Kelly Lees and Anna Scobie, the co-founders Urban Hum, a Newcastle community-based beekeeping operation, are on a mission. They want more people to appreciate how good bees are for the planet, and they want to do it more of it in Newcastle.
While they began keeping bees for their own veggie gardens seven years ago, they have only been running the small Urban Hum business for two years.
But the business, which sees them tending to 115 hives - most of them in the backyards of enthusiastic bee fans throughout Newcastle’s suburbs, has grown to the point where it needs a financial boost just to take care of its current needs.
“We were both avid veggie gardeners and had to hand pollinate our zucchinis and thought that was a bit ridiculous because humans aren’t very good at pollinating zucchinis,” Scobie said. “So we went and did a beekeeping course ourselves. Got one hive, that turned into two hives, then it was a full blown obsession.”
They had more than 70 people respond when they did their first call-out for people to host hives ($45 a year will get a host 4 kilograms of honey from the hive on their block and the benefits of a healthy swarm pollinating flowering plants within a 5-kilometre range of the hive).
Now, Urban Hum has a waiting list of more than 200 people who want to host or buy hives.

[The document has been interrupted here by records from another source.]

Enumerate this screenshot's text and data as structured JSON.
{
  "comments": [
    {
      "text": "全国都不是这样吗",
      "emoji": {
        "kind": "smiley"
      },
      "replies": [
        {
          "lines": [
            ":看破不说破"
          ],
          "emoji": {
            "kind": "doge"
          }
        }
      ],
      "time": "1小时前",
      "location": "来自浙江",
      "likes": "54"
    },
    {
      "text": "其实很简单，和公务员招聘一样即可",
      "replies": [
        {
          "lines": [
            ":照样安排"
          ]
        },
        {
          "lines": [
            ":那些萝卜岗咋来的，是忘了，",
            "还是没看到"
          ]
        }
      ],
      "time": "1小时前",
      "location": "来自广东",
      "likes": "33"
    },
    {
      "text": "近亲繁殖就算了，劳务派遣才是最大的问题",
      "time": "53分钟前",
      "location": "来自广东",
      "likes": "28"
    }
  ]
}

More urgently, Urban Hum has begun a Kickstarter fund-raising drive to raise $20,000 in pledges to purchase more boxes and hives to service their existing swarms and obtain more extraction equipment.
“We literally don’t have enough boxes to keep the bees happy and healthy, so they need more space,” Lees said. “European honey bees collect a lot of honey. The more boxes you can give them the more honey they can collect.”
Kelly Lees and Anna Scobie of Urban Hum tell why they love bees. pic.twitter.com/U24Xbq9aDJ— Jimmy (@JimmyKellar) November 28, 2016
Scobie said Urban Hum services about 7.5million bees. A hive will produce 30 to 80 kilograms of honey a year. Every jar of raw honey Urban Hum sells is from a single hive, with the suburb of origin noted. The firm sells through markets, selected retailers and online.
“Each hive is unique, the taste is different,” Lees said. “You are tasting one suburb, one hive. That’s what you miss out on with supermarket honey, it’s all blended.”
Urban Hum is increasingly asked to remove unwanted hives from difficult places, like chimneys, ceilings or wall cavities. Lees salvages the swarm, settles it down and tries to find a home for it.
Novocastrians are keen to care for their own hives, so Lees is offering workshops and mentoring classes. She will host a question session at Estabar on Sunday, December 4, at 2pm.